Headquartered in The Netherlands, Core Labs helps oil companies get more oil out of the ground and more profits to their bottom lines. In 2006, 75% of revenues came from the sale of services to petroleum producers and 25% from actual product sales. 53% of sales come from U.S. producers. The phones are busy at Core Labs. In the first 6 months of this year, it's made more money than any other year in its history except for 2006. With oil above $70 a barrel, there's no shortage of clients wanting to extract the last drop of oil from their holdings. Earnings should reflect the demand.
Analysts are looking for more than a 50% increase this year, to $4.75, up from $3.07 last year. In 2004, they were 97 cents a share, then $1.27. Revenues are growing as well but not as quickly. Last year they totaled $575.7 million. Analysts think this year will show $675 million followed by $775 million next year. Going forward, predictions are for earnings to grow, on average, 27% a year while sales ramp by 15.5% a year, on average, over the next 5 years. Because of the long term nature of contracts for Core Labs, earnings for the next several years is highly predictable.
The stock reflects this good news. Starting at a low point of $7.90 in 2002, it recently hit an all-time high of $108.90. It's now down about 8%. But it may be that all the goodness isn't baked in. While the going forward growth rate is predicted to be 27%, the Price to Earnings ratio (P/E) is only 22, based on this year's earnings. It's even lower when using next year's earnings, closer to 17.5.
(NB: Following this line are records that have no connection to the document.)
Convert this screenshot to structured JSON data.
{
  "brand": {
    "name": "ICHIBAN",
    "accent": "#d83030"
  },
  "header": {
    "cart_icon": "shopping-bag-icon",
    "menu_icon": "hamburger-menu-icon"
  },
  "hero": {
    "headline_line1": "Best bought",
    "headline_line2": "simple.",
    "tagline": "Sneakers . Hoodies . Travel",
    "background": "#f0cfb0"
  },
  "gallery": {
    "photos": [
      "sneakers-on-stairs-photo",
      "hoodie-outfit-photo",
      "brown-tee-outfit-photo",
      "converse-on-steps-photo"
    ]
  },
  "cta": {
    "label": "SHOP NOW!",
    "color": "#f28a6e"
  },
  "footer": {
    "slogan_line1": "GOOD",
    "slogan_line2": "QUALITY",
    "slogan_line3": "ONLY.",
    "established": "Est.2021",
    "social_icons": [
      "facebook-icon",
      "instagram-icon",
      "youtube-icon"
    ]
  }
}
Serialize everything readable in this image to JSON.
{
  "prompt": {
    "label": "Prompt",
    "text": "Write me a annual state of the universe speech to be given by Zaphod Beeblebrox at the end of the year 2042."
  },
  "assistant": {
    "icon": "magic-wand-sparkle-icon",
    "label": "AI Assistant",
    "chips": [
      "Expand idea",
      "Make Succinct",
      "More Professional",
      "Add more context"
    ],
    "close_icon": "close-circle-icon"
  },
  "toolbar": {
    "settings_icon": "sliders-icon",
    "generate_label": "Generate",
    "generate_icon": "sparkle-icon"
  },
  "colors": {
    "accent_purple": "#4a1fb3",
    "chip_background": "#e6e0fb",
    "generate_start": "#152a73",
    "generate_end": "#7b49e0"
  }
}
Core Labs has a stronghold in two of the world's largest oil producing areas: Saudi Arabia and Canada. The first has traditional, in the ground oil. The second has the huge oil-sands projects that are economically viable when oil is at current levels. The oil sands of Canada are the second largest oil reserves in the world, behind only Saudi Arabia.
One of the products Core Labs offers is a specially designed explosive charge for natural gas fields which opens hard to get gas-shale reservoirs. After the charge, metal liners are used to provide a debris-free channel for the gas to flow into. There is an ever increasing market for this device as drilling in shale is becoming more widespread.
More numbers to consider: Clearbridge Advisors holds a 17% stake in Core Laboratories. Officers and directors own 10%. Net profit margin should be 17% this year, up from 14.4% last year. Debt is 80% of capital. There are only 23.56 million shares outstanding but the market cap is $2.4 billion. There is a convertible bond outstanding, convertible at $94.76 a share, suggesting that more shares are forthcoming from a conversion, depending on the covenants of the issue.
Core Labs is an interesting play in the oil industry. It doesn't directly produce oil. It doesn't drill for it. It doesn't refine it. But it does offer a lot of oil services that companies want and are will to pay highly for. As long as the price of oil stays high, Core will continue to generate great profits. But watch out if the price of oil heads the other way.Disclosure: none